#### DIRECTIONS FOR THIS TASK:
The answer must be the data, repeated exactly.

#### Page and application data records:
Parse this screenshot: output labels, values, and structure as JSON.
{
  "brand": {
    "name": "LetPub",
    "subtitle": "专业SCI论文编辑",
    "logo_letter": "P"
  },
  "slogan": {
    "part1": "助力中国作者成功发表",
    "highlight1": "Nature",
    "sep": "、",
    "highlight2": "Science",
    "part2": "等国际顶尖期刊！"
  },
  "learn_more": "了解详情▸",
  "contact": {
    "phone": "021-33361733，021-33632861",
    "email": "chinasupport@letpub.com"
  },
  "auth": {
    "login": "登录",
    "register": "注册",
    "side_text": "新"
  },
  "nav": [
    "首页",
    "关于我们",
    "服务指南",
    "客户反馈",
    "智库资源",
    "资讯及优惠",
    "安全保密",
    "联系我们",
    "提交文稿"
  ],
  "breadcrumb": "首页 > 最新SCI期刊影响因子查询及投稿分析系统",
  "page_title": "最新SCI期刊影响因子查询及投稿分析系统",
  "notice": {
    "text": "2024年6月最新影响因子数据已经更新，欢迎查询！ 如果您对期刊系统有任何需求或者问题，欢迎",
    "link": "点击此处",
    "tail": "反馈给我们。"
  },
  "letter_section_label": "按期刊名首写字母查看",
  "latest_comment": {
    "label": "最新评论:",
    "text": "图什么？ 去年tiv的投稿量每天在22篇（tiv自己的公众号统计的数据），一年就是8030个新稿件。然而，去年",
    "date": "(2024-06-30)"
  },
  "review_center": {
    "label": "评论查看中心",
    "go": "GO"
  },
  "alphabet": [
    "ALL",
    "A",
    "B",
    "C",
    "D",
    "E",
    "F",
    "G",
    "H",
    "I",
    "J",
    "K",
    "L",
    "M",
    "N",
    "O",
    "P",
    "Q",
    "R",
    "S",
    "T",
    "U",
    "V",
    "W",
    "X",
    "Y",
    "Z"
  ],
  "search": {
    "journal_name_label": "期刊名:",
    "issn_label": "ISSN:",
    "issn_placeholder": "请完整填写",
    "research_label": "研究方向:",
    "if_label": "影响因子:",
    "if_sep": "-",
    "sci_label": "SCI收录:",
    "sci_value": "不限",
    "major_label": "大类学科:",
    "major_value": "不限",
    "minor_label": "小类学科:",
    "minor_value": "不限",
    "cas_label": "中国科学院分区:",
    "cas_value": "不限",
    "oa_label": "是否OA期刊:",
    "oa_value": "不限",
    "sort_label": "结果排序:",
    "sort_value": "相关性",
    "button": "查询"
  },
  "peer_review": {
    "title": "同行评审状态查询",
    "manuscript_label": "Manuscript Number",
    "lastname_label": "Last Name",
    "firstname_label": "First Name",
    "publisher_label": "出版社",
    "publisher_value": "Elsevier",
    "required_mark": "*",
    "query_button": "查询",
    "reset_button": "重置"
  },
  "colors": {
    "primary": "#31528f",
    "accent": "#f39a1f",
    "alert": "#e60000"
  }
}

#### OUTPUT OF THE TASK:
Parse this screenshot: output labels, values, and structure as JSON.
{
  "brand": {
    "name": "LetPub",
    "subtitle": "专业SCI论文编辑",
    "logo_letter": "P"
  },
  "slogan": {
    "part1": "助力中国作者成功发表",
    "highlight1": "Nature",
    "sep": "、",
    "highlight2": "Science",
    "part2": "等国际顶尖期刊！"
  },
  "learn_more": "了解详情▸",
  "contact": {
    "phone": "021-33361733，021-33632861",
    "email": "chinasupport@letpub.com"
  },
  "auth": {
    "login": "登录",
    "register": "注册",
    "side_text": "新"
  },
  "nav": [
    "首页",
    "关于我们",
    "服务指南",
    "客户反馈",
    "智库资源",
    "资讯及优惠",
    "安全保密",
    "联系我们",
    "提交文稿"
  ],
  "breadcrumb": "首页 > 最新SCI期刊影响因子查询及投稿分析系统",
  "page_title": "最新SCI期刊影响因子查询及投稿分析系统",
  "notice": {
    "text": "2024年6月最新影响因子数据已经更新，欢迎查询！ 如果您对期刊系统有任何需求或者问题，欢迎",
    "link": "点击此处",
    "tail": "反馈给我们。"
  },
  "letter_section_label": "按期刊名首写字母查看",
  "latest_comment": {
    "label": "最新评论:",
    "text": "图什么？ 去年tiv的投稿量每天在22篇（tiv自己的公众号统计的数据），一年就是8030个新稿件。然而，去年",
    "date": "(2024-06-30)"
  },
  "review_center": {
    "label": "评论查看中心",
    "go": "GO"
  },
  "alphabet": [
    "ALL",
    "A",
    "B",
    "C",
    "D",
    "E",
    "F",
    "G",
    "H",
    "I",
    "J",
    "K",
    "L",
    "M",
    "N",
    "O",
    "P",
    "Q",
    "R",
    "S",
    "T",
    "U",
    "V",
    "W",
    "X",
    "Y",
    "Z"
  ],
  "search": {
    "journal_name_label": "期刊名:",
    "issn_label": "ISSN:",
    "issn_placeholder": "请完整填写",
    "research_label": "研究方向:",
    "if_label": "影响因子:",
    "if_sep": "-",
    "sci_label": "SCI收录:",
    "sci_value": "不限",
    "major_label": "大类学科:",
    "major_value": "不限",
    "minor_label": "小类学科:",
    "minor_value": "不限",
    "cas_label": "中国科学院分区:",
    "cas_value": "不限",
    "oa_label": "是否OA期刊:",
    "oa_value": "不限",
    "sort_label": "结果排序:",
    "sort_value": "相关性",
    "button": "查询"
  },
  "peer_review": {
    "title": "同行评审状态查询",
    "manuscript_label": "Manuscript Number",
    "lastname_label": "Last Name",
    "firstname_label": "First Name",
    "publisher_label": "出版社",
    "publisher_value": "Elsevier",
    "required_mark": "*",
    "query_button": "查询",
    "reset_button": "重置"
  },
  "colors": {
    "primary": "#31528f",
    "accent": "#f39a1f",
    "alert": "#e60000"
  }
}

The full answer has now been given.